  • Previous studies have shown that the pathogenesis of skeletal fluorosis lesions is characterized mainly by aberrant proliferation and activation of osteoblasts , and the proliferation of osteoblasts is finely regulated by the cell cycle [ 3 ]. (fluoridealert.org)
  • If fluoride is taken in large amounts over a long period of time, fluoride can cause abnormal proliferation and activation of osteoblasts and osteoclasts , leading to skeletal fluorosis, which can lead to pain and damage to joints and bones and even permanent disability [ 3 , 5 ]. (fluoridealert.org)

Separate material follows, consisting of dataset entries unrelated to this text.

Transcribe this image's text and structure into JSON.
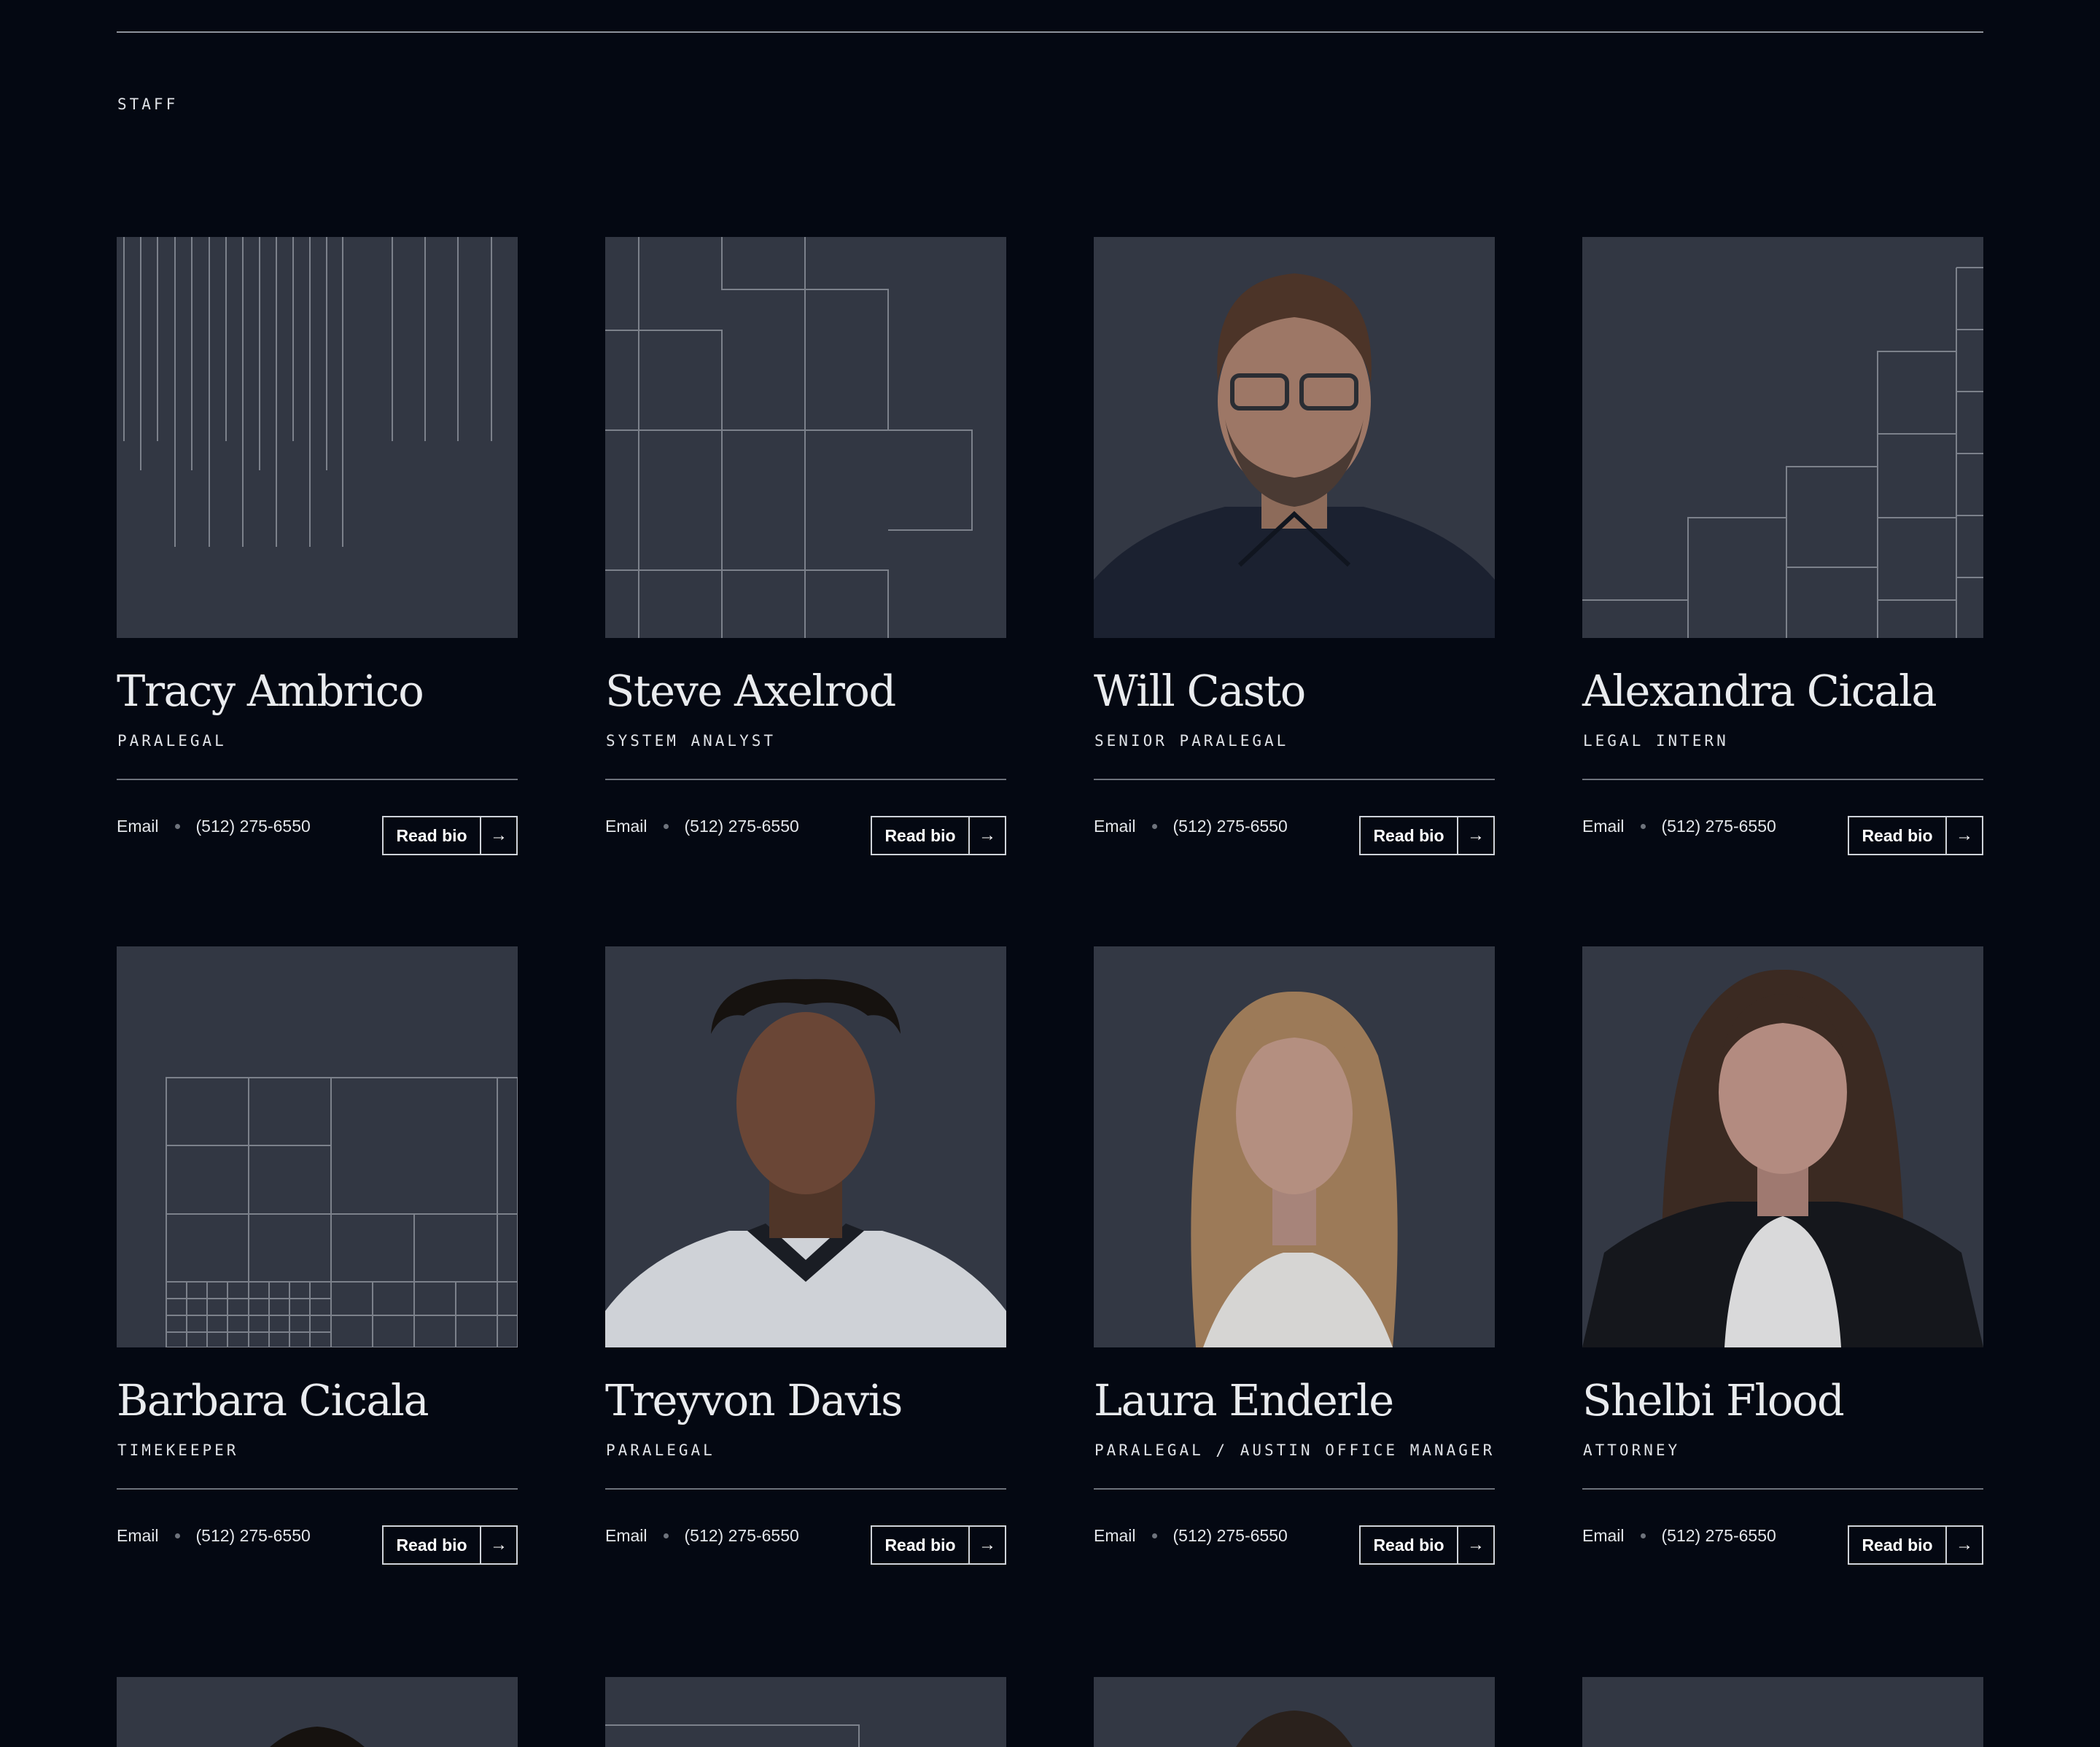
{
  "section": {
    "label": "STAFF"
  },
  "staff": [
    {
      "name": "Tracy Ambrico",
      "role": "PARALEGAL",
      "email_label": "Email",
      "phone": "(512) 275-6550",
      "bio_label": "Read bio",
      "photo": "pattern-vertical-lines"
    },
    {
      "name": "Steve Axelrod",
      "role": "SYSTEM ANALYST",
      "email_label": "Email",
      "phone": "(512) 275-6550",
      "bio_label": "Read bio",
      "photo": "pattern-blocks"
    },
    {
      "name": "Will Casto",
      "role": "SENIOR PARALEGAL",
      "email_label": "Email",
      "phone": "(512) 275-6550",
      "bio_label": "Read bio",
      "photo": "portrait-man-glasses-beard"
    },
    {
      "name": "Alexandra Cicala",
      "role": "LEGAL INTERN",
      "email_label": "Email",
      "phone": "(512) 275-6550",
      "bio_label": "Read bio",
      "photo": "pattern-steps"
    },
    {
      "name": "Barbara Cicala",
      "role": "TIMEKEEPER",
      "email_label": "Email",
      "phone": "(512) 275-6550",
      "bio_label": "Read bio",
      "photo": "pattern-grid"
    },
    {
      "name": "Treyvon Davis",
      "role": "PARALEGAL",
      "email_label": "Email",
      "phone": "(512) 275-6550",
      "bio_label": "Read bio",
      "photo": "portrait-young-man"
    },
    {
      "name": "Laura Enderle",
      "role": "PARALEGAL / AUSTIN OFFICE MANAGER",
      "email_label": "Email",
      "phone": "(512) 275-6550",
      "bio_label": "Read bio",
      "photo": "portrait-woman-blonde"
    },
    {
      "name": "Shelbi Flood",
      "role": "ATTORNEY",
      "email_label": "Email",
      "phone": "(512) 275-6550",
      "bio_label": "Read bio",
      "photo": "portrait-woman-brunette"
    }
  ],
  "colors": {
    "background": "#040812",
    "photo_bg": "#323743",
    "line": "#8e939b"
  },
  "icons": {
    "arrow": "arrow-right-icon"
  }
}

  • In osteoblasts treated with NaF, excessive methylation of p16 has been reported to be induced, causing increased cell proliferation , prolonged S-phase of the cell cycle, and skeletal fluorosis progression, while the methylation inhibitor 5-aza-2-deoxycytidine (5-AZA-dC) reverses the hypermethylation of p16 induced by NaF [ 6 ]. (fluoridealert.org)
  • Human Osteoblast-femural total RNA (HO-f tRNA) is prepared from early passage Human Osteoblasts-femural using the Qiagen AllPrep DNA/RNA Mini kit. (sciencellonline.com)
  • Musculoskeletal RNA-seq data show that SMYD2/Smyd2 is the most highly expressed SMYD/Smyd member in human bone tissues and mouse osteoblasts. (eur.nl)
  • 17. Suppression of breast cancer -associated bone loss with osteoblast proteomes via hsp90 a b1/moesin-mediated inhibition of TGFβ/FN1/CD44 signaling. (nih.gov)
  • Bone formation can be attributable to ostegenesis (ie, direct stimulation of osteoblast to produce new bone), osteoconduction (which operates like a scaffold), or both processes. (allenpress.com)
  • The OPG/RANKL system participates in modulation of osteoblast-mediated osteoclastogenesis influencing alveolar remodeling, as well as in root cementum resorption. (hindawi.com)
  • Smyd2 loss of function analysis in mouse MC3T3 osteoblasts using siRNA depletion enhances proliferation and calcium deposition. (eur.nl)
  • Cementoblasts, which mainly comprise cementum, also share many similar properties with those of osteoblasts, which are the essential components of bones. (hindawi.com)
  • Effects of fluoride on the proliferation and activation of osteoblasts by regulating methylation of the DNA repair genes MGMT and MLH1. (fluoridealert.org)
  • This study aimed to explore the effects of TGF- β 1 on regulating activities of cementoblasts and osteoblasts with or without stress. (hindawi.com)
  • Absence of TRIC-B from type XIV Osteogenesis Imperfecta osteoblasts alters cell adhesion and mitochondrial function - A multi-omics study. (nih.gov)
  • 19. 3-D vascularized breast cancer model to study the role of osteoblast in formation of a pre-metastatic niche. (nih.gov)
  • His laboratory studies the mesenchymal stem cell fate as it relates to the switch between pre-adipocytes and pre-osteoblasts. (nih.gov)
  • IGF-I was present at low levels in conditioned media in proliferating preosteoblasts (3.7 ± 1.7 ng/μg DNA and 3.9 ± 0.6 at culture (days 3 and 9) and increased progressively in postmitotic differentiating osteoblasts, reaching a maximal concentration of 13.1 ± 1.5 ng/μg DNA by day 25 of culture. (uky.edu)